    Researchers Are Making an App to Predict Earthquakes

    Written by

    Emiko Jozuka

    Writer, UK

    In the future, your smartphone could issue you with an alert, minutes before the next earthquake strikes.

    MyShake, created by researchers from the University of California, Berkeley and Deutsche Telekom's Silicon Valley Innovation Center, is a free Android app that uses a smartphone’s accelerometers to record shakes caused by earthquakes.

    Though it’s still early days, the researchers aim to use the data that they collect to create a global seismic detection network that eventually could warn users of incoming earthquakes.

    “As seismologists we are always struggling to think about how to collect more data about earthquakes. We’re data-limited in our finds,” said Richard Allen, the director of the Berkeley Seismological Laboratory at the University of California, over the phone.

    “We need more data so that we can understand the physics of earthquake processes so that we can better predict what will happen in future earthquakes, and so that we can build better buildings, and think of other strategies to reduce the effects of future earthquakes,” he added.

    The group’s study is published Friday in the journal Science Advances. The version of the app that is also released Friday won’t have the warning system built in yet. Instead, the researchers are hoping to draw on a global network of the app’s users to feed them with earthquake data from across the world. The app also provides users with information on past earthquakes.

    “The first generation of the app will be predicting earthquakes and sending data to our central server so that we can verify what we are doing so that we can see all the materials,” said Allen.

    The app analyzes the data it collects via the phone’s accelerometers, relaying it back to the team’s central server at the Berkeley Seismological Laboratory. The team developed algorithms to make sure that the app could distinguish between the shakes caused by earthquakes and the day-to-day jolts caused by a user jogging or moving their phone about, which they have to test in the app's first version.

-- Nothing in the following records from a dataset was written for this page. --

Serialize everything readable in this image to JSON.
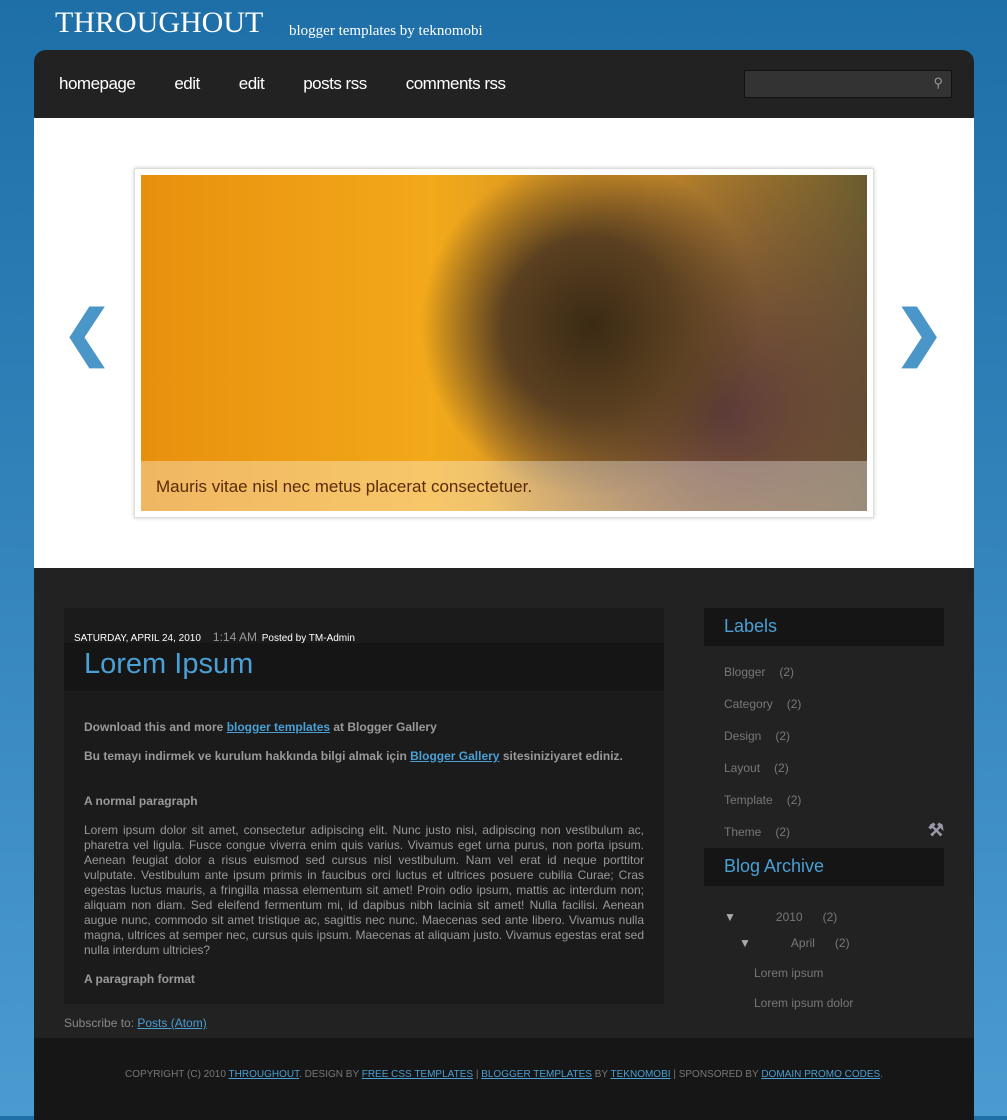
{
  "header": {
    "title": "THROUGHOUT",
    "subtitle": "blogger templates by teknomobi"
  },
  "nav": {
    "items": [
      "homepage",
      "edit",
      "edit",
      "posts rss",
      "comments rss"
    ],
    "search_placeholder": ""
  },
  "slider": {
    "caption": "Mauris vitae nisl nec metus placerat consectetuer."
  },
  "post": {
    "date": "SATURDAY, APRIL 24, 2010",
    "time": "1:14 AM",
    "author": "Posted by TM-Admin",
    "title": "Lorem Ipsum",
    "p1_pre": "Download this and more ",
    "p1_link": "blogger templates",
    "p1_post": " at Blogger Gallery",
    "p2_pre": "Bu temayı indirmek ve kurulum hakkında bilgi almak için ",
    "p2_link": "Blogger Gallery",
    "p2_post": " sitesiniziyaret ediniz.",
    "h1": "A normal paragraph",
    "lorem": "Lorem ipsum dolor sit amet, consectetur adipiscing elit. Nunc justo nisi, adipiscing non vestibulum ac, pharetra vel ligula. Fusce congue viverra enim quis varius. Vivamus eget urna purus, non porta ipsum. Aenean feugiat dolor a risus euismod sed cursus nisl vestibulum. Nam vel erat id neque porttitor vulputate. Vestibulum ante ipsum primis in faucibus orci luctus et ultrices posuere cubilia Curae; Cras egestas luctus mauris, a fringilla massa elementum sit amet! Proin odio ipsum, mattis ac interdum non; aliquam non diam. Sed eleifend fermentum mi, id dapibus nibh lacinia sit amet! Nulla facilisi. Aenean augue nunc, commodo sit amet tristique ac, sagittis nec nunc. Maecenas sed ante libero. Vivamus nulla magna, ultrices at semper nec, cursus quis ipsum. Maecenas at aliquam justo. Vivamus egestas erat sed nulla interdum ultricies?",
    "h2": "A paragraph format"
  },
  "subscribe": {
    "label": "Subscribe to: ",
    "link": "Posts (Atom)"
  },
  "labels": {
    "title": "Labels",
    "items": [
      {
        "name": "Blogger",
        "count": "(2)"
      },
      {
        "name": "Category",
        "count": "(2)"
      },
      {
        "name": "Design",
        "count": "(2)"
      },
      {
        "name": "Layout",
        "count": "(2)"
      },
      {
        "name": "Template",
        "count": "(2)"
      },
      {
        "name": "Theme",
        "count": "(2)"
      }
    ]
  },
  "archive": {
    "title": "Blog Archive",
    "year": "2010",
    "year_count": "(2)",
    "month": "April",
    "month_count": "(2)",
    "posts": [
      "Lorem ipsum",
      "Lorem ipsum dolor"
    ]
  },
  "footer": {
    "t1": "COPYRIGHT (C) 2010 ",
    "l1": "THROUGHOUT",
    "t2": ". DESIGN BY ",
    "l2": "FREE CSS TEMPLATES",
    "t3": " | ",
    "l3": "BLOGGER TEMPLATES",
    "t4": " BY ",
    "l4": "TEKNOMOBI",
    "t5": " | SPONSORED BY ",
    "l5": "DOMAIN PROMO CODES",
    "t6": "."
  }
}
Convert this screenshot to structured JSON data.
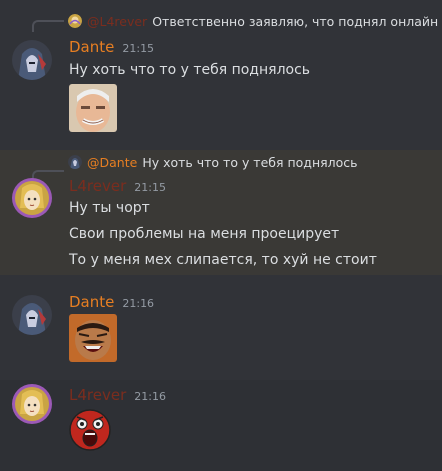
{
  "colors": {
    "background": "#313338",
    "message_hover": "#2e3035",
    "mention_highlight": "#3a3936",
    "dante_name": "#e67e22",
    "l4rever_name": "#7b2d1e",
    "timestamp": "#949ba4",
    "text": "#dbdee1"
  },
  "messages": [
    {
      "reply": {
        "author": "@L4rever",
        "text": "Ответственно заявляю, что поднял онлайн"
      },
      "author": "Dante",
      "time": "21:15",
      "lines": [
        "Ну хоть что то у тебя поднялось"
      ],
      "attachment": "harold-meme-image"
    },
    {
      "reply": {
        "author": "@Dante",
        "text": "Ну хоть что то у тебя поднялось"
      },
      "author": "L4rever",
      "time": "21:15",
      "lines": [
        "Ну ты чорт",
        "Свои проблемы на меня проецирует",
        "То у меня мех слипается, то хуй не стоит"
      ]
    },
    {
      "author": "Dante",
      "time": "21:16",
      "attachment": "laughing-man-image"
    },
    {
      "author": "L4rever",
      "time": "21:16",
      "attachment": "red-face-sticker"
    }
  ]
}
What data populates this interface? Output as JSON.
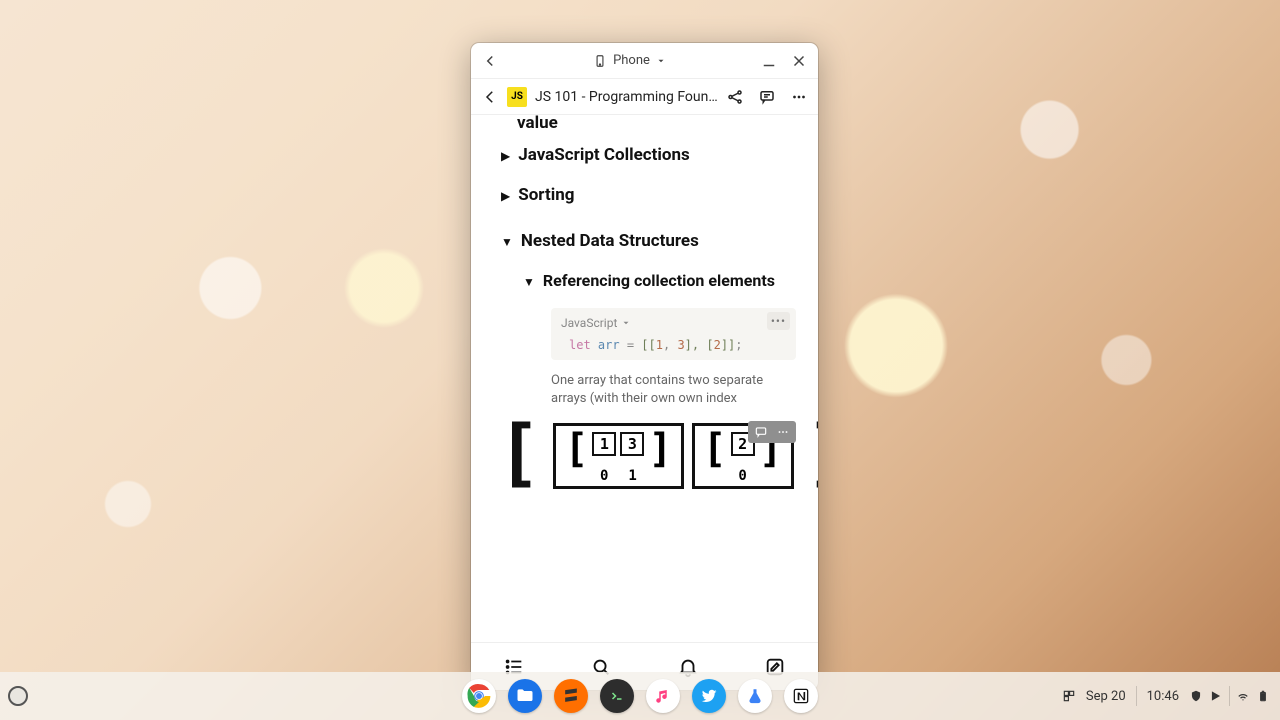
{
  "window": {
    "device_label": "Phone"
  },
  "page": {
    "icon_text": "JS",
    "title": "JS 101 - Programming Foun…"
  },
  "content": {
    "prev_heading_tail": "value",
    "h_collections": "JavaScript Collections",
    "h_sorting": "Sorting",
    "h_nested": "Nested Data Structures",
    "h_refcoll": "Referencing collection elements",
    "code": {
      "language": "JavaScript",
      "kw_let": "let",
      "ident": "arr",
      "eq": " = ",
      "open1": "[[",
      "n1": "1",
      "comma1": ", ",
      "n3": "3",
      "close_open": "], [",
      "n2": "2",
      "close2": "]]",
      "semi": ";"
    },
    "caption": "One array that contains two separate arrays (with their own own index",
    "diagram": {
      "inner1": {
        "cells": [
          "1",
          "3"
        ],
        "indices": [
          "0",
          "1"
        ]
      },
      "inner2": {
        "cells": [
          "2"
        ],
        "indices": [
          "0"
        ]
      }
    }
  },
  "shelf": {
    "date": "Sep 20",
    "time": "10:46"
  }
}
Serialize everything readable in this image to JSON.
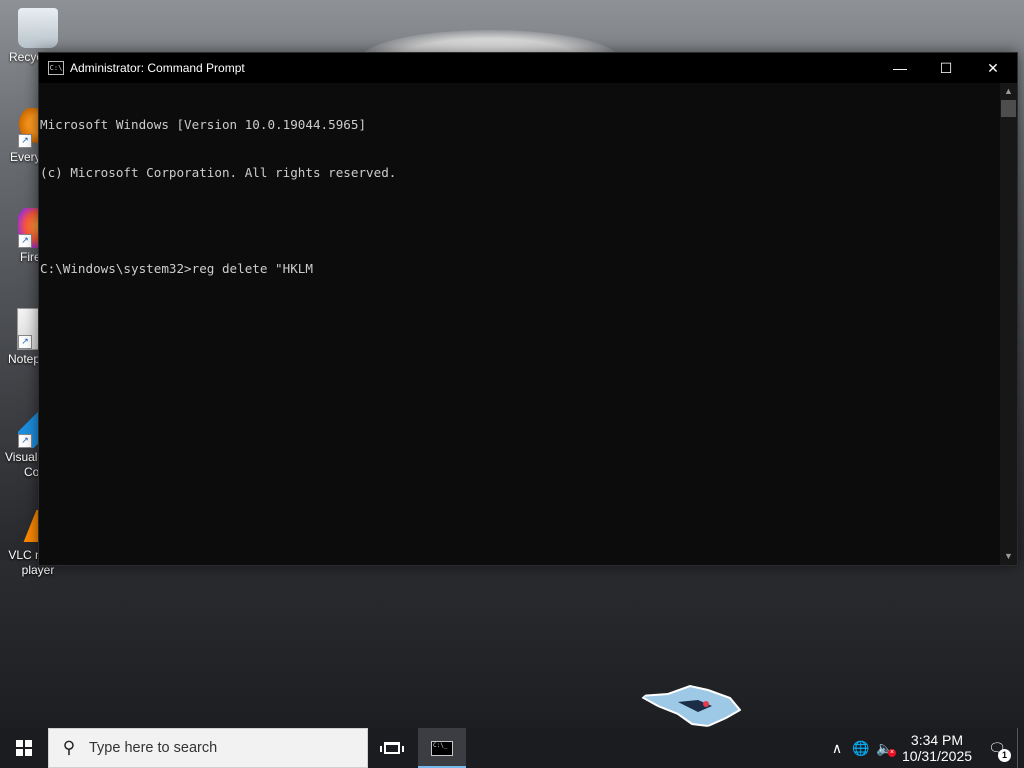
{
  "desktop": {
    "icons": [
      {
        "label": "Recycle Bin",
        "visible_label": "Recyc",
        "icon": "recycle-bin-icon"
      },
      {
        "label": "Everything",
        "visible_label": "Every",
        "icon": "everything-icon"
      },
      {
        "label": "Firefox",
        "visible_label": "Fire",
        "icon": "firefox-icon"
      },
      {
        "label": "Notepad++",
        "visible_label": "Notep",
        "icon": "notepad-icon"
      },
      {
        "label": "Visual Studio Code",
        "visible_label_line1": "Visual",
        "visible_label_line2": "Co",
        "icon": "vscode-icon"
      },
      {
        "label": "VLC media player",
        "visible_label_line1": "VLC media",
        "visible_label_line2": "player",
        "icon": "vlc-icon"
      }
    ]
  },
  "window": {
    "title": "Administrator: Command Prompt",
    "icon": "cmd-icon",
    "controls": {
      "minimize": "—",
      "maximize": "☐",
      "close": "✕"
    },
    "console_lines": [
      "Microsoft Windows [Version 10.0.19044.5965]",
      "(c) Microsoft Corporation. All rights reserved.",
      "",
      "C:\\Windows\\system32>reg delete \"HKLM"
    ]
  },
  "taskbar": {
    "search_placeholder": "Type here to search",
    "active_app": "Command Prompt",
    "tray": {
      "time": "3:34 PM",
      "date": "10/31/2025",
      "notification_count": "1",
      "volume_muted": true
    }
  }
}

    According to Allen, the app will never provide an alternative to traditional seismic networks as the sensors in phones are lower quality in comparison. He said, however, that while traditional seismic networks only have stations every ten kilometers, given smartphones' ubiquity, it would be possible for them to act like miniature stations at much closer distances.

    “This app can help improve early warning systems in places like California that have traditional seismic networks,” said Allen. “It could also provide people in countries like Nepal that have no early warning systems some form of warning.”